[Data for review — start]

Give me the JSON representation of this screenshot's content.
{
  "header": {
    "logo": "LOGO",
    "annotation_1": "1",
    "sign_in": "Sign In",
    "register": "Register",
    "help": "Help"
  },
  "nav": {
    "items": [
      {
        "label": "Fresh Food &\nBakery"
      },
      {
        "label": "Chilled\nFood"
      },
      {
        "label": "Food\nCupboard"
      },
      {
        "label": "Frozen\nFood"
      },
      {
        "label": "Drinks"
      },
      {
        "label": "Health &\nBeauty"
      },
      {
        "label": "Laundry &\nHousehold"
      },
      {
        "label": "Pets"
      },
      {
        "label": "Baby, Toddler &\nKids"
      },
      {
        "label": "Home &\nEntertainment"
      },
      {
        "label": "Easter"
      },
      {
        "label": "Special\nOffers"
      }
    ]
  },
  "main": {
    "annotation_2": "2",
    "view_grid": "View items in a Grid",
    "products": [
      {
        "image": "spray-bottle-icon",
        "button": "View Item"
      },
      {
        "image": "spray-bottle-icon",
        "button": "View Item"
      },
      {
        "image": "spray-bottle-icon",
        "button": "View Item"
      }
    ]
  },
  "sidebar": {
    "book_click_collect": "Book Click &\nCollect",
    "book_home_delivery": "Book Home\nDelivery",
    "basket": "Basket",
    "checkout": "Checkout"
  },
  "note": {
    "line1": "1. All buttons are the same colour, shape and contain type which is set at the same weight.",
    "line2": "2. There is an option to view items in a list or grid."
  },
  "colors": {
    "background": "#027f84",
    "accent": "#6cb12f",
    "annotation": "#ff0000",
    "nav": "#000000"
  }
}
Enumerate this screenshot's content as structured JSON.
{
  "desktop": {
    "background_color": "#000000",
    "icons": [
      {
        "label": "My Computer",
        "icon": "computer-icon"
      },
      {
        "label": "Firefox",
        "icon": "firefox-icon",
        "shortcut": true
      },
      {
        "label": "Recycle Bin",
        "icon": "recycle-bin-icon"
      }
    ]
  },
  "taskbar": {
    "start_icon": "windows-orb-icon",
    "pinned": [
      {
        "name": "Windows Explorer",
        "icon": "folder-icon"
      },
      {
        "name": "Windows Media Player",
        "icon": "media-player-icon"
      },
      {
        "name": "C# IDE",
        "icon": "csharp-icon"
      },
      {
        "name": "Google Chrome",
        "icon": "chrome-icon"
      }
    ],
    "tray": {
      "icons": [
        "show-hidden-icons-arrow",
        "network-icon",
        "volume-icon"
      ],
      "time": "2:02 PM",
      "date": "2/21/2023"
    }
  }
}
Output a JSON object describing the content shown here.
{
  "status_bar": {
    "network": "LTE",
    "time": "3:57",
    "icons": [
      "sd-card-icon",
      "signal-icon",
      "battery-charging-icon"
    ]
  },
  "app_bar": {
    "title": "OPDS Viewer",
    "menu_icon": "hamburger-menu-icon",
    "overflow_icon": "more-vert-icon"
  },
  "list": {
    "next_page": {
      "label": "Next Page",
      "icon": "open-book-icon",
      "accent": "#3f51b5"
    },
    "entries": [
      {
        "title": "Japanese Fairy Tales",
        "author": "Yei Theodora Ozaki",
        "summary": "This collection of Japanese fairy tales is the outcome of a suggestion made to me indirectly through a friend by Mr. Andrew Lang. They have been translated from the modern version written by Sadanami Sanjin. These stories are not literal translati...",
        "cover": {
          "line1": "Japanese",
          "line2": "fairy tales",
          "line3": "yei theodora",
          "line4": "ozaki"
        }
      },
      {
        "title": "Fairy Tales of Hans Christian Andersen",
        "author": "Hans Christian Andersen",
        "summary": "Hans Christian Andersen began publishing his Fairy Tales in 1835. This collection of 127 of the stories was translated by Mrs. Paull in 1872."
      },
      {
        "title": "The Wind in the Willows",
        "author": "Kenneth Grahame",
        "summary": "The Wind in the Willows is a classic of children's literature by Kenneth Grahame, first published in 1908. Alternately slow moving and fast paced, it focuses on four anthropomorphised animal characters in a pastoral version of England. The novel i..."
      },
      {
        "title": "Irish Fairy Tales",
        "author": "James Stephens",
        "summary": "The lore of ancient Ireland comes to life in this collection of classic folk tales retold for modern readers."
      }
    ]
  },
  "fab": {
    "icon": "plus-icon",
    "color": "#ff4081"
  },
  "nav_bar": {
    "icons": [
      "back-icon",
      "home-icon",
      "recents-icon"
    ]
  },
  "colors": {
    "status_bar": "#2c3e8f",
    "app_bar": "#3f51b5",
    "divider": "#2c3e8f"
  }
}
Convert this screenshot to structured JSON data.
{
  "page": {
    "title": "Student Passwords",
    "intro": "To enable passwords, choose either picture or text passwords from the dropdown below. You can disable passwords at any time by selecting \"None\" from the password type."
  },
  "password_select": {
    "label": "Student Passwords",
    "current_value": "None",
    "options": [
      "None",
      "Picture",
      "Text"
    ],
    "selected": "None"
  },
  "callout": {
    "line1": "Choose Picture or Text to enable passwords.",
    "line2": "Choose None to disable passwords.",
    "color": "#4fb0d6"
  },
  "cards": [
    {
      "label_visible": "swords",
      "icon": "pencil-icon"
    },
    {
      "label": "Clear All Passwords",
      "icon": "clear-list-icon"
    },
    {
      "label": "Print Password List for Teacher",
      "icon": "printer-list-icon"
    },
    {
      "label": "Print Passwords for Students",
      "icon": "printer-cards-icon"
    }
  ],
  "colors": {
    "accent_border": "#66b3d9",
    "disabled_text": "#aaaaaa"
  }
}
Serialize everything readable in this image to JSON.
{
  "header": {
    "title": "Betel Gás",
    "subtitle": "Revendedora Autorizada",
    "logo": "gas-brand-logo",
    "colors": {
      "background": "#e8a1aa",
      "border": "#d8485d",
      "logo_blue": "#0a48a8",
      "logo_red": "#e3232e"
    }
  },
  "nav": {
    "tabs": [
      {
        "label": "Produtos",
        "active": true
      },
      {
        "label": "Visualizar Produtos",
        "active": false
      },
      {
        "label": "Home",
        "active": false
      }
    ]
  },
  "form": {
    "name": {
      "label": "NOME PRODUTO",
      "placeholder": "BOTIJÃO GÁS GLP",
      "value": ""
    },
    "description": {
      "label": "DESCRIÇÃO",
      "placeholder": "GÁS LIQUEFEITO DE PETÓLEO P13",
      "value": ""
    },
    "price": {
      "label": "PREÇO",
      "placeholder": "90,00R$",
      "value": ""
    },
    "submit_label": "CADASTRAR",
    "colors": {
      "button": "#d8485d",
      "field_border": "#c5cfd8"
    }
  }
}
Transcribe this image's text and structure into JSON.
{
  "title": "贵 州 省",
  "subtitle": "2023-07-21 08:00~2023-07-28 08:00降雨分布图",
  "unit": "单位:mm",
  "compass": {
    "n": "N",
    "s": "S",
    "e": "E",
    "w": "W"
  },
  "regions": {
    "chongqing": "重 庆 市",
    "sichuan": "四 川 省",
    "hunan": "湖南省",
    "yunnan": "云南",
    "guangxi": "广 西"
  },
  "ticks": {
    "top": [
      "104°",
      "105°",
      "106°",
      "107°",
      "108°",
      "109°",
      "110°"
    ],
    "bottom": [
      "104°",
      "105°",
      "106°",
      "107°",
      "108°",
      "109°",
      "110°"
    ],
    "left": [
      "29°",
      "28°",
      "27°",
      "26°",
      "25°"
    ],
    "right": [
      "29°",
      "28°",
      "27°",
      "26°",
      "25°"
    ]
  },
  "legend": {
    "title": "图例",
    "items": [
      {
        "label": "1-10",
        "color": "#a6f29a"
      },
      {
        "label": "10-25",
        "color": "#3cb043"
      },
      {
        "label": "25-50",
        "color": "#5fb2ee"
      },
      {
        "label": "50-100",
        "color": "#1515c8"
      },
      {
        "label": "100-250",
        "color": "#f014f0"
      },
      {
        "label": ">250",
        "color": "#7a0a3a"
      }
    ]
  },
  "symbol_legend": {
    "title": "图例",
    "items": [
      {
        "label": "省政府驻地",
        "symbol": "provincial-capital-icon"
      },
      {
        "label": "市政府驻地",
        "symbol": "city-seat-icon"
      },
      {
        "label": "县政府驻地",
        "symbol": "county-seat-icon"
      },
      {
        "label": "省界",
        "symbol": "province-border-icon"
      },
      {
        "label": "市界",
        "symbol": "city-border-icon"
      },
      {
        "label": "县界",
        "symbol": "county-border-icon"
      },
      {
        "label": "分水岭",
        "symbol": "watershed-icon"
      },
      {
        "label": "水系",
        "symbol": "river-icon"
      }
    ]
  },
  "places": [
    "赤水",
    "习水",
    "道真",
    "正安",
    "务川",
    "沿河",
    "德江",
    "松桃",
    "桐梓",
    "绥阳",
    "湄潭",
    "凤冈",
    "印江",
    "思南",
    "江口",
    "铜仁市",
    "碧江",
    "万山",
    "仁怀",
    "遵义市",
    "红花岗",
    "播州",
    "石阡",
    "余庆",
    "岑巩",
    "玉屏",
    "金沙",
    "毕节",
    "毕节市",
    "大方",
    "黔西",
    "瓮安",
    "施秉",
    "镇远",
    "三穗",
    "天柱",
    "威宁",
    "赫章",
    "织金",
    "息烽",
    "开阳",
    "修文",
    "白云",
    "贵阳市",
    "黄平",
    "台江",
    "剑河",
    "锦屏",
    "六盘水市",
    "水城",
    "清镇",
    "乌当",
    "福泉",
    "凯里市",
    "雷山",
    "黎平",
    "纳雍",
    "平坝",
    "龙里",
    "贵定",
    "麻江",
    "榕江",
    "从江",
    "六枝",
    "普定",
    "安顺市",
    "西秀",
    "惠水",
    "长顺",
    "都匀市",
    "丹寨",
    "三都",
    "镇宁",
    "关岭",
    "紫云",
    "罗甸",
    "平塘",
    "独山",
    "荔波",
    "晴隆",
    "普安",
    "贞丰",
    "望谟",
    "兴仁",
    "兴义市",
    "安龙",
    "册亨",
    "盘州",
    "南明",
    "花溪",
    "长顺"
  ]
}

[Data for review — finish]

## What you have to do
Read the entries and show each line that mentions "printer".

## Solution
      "icon": "printer-list-icon"
      "icon": "printer-cards-icon"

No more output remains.